- _EXERCISE DESCRIPTION_
What the task needs is the data below, written out verbatim.

- _SUPPLIED RECORDS_

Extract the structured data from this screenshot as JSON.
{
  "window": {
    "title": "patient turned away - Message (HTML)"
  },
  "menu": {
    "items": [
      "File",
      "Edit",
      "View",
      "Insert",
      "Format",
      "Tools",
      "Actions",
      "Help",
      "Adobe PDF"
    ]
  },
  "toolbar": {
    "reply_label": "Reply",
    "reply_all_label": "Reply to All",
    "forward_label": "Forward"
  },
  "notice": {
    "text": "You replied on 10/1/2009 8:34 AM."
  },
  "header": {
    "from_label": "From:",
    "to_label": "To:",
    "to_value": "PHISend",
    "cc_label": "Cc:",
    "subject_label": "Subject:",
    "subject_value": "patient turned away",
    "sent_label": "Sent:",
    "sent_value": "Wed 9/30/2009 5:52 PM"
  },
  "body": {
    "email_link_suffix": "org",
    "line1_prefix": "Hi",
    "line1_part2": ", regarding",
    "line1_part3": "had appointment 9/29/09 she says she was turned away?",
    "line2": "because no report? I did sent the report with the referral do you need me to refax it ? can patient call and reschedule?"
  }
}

- _RESPONSE BOX_
Extract the structured data from this screenshot as JSON.
{
  "window": {
    "title": "patient turned away - Message (HTML)"
  },
  "menu": {
    "items": [
      "File",
      "Edit",
      "View",
      "Insert",
      "Format",
      "Tools",
      "Actions",
      "Help",
      "Adobe PDF"
    ]
  },
  "toolbar": {
    "reply_label": "Reply",
    "reply_all_label": "Reply to All",
    "forward_label": "Forward"
  },
  "notice": {
    "text": "You replied on 10/1/2009 8:34 AM."
  },
  "header": {
    "from_label": "From:",
    "to_label": "To:",
    "to_value": "PHISend",
    "cc_label": "Cc:",
    "subject_label": "Subject:",
    "subject_value": "patient turned away",
    "sent_label": "Sent:",
    "sent_value": "Wed 9/30/2009 5:52 PM"
  },
  "body": {
    "email_link_suffix": "org",
    "line1_prefix": "Hi",
    "line1_part2": ", regarding",
    "line1_part3": "had appointment 9/29/09 she says she was turned away?",
    "line2": "because no report? I did sent the report with the referral do you need me to refax it ? can patient call and reschedule?"
  }
}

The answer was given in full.